    Rebound itself isn't necessarily all bad. If the net benefit is amazing, you put up with a bit of mild rebound. But if it IS rebound, then it will get worse as the dose increases. He may learn to cope with it, especially as he gets older. Also, teary rebound is much easier to live with, than aggressive rebound (speaking from experience). difficult child 1 is gentle, loving, considerate. But when affected by rebound when younger, he attacked easy child with a screwdriver. Off his medications he would get aggressive (still does). On his medications, he's a darling.

    Telling him to do something and then walking away - it is likely to trigger the oppositionality. He is going to be far less capable at the end of the day and when unmedicated. You do need to read tat book. For a fast preview, check out the link in Early CHildhood (it's a sticky). But I'm currently re-reading the 3rd editino of the book, it's the New Improved version and is even better, I think. It refers to Plans instead of Baskets. You take from it what you feel will help and leave the rest.

    I found it made my life much easier, I could throw out a lot of the charts and stickers and just go back to my own eits, guided by this book telling me this was OK to do. And then quickly reinforced by the improvement in how we all got on.


  16. gcvmom

    gcvmom Here we go again!

    Nine hours is probably about the most you'll get out of Concerta. It's been a while since we used it, but I think 8 to 10 hours is typical for it to last.

    It does sound like it's working pretty well. The crying could be from the medication wearing off -- sometimes some people can become irritable as it wears off.

    I think the best thing you can do is document his behavior for a few days and then follow up with a call to his psychiatrist to let him know what you are seeing. He can help address the emotional issues that you are seeing as well.
  17. smallworld

    smallworld Moderator

    Concerta can last 10 to 12 hours, but it depends on the dose and how the person metabolizes the medication.

    I agree with gcvmom about documenting behavior and reporting it back to the psychiatrist. It's the only way you both will know whether it's working or not.
  18. Hanging-On

    Hanging-On New Member

    Thank you all of you. Even after a long hitatus away you still come back to my rescue. Just talking with you guys help calm the nerves. It's now 8:30pm, and he's still calm. Even having a conversation with me and easy child while I cooked dinner. I mentioned taking a bath (which usually flips him out), and he smiled and said ok. Now, that's a WOW affect, but let's see if he actually takes a bath.

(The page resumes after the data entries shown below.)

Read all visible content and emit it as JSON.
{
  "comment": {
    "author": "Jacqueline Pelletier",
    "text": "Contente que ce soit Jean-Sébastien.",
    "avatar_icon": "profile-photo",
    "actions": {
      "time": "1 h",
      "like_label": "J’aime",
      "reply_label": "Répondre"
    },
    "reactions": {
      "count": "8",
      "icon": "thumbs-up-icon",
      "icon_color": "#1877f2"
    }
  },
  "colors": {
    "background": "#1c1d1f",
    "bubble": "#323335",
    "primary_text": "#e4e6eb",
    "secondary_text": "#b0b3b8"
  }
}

I just pray that it keeps getting better and we don't lose it, like we have so many times.

    Thank you all for being there for me. God bless you all. Good night.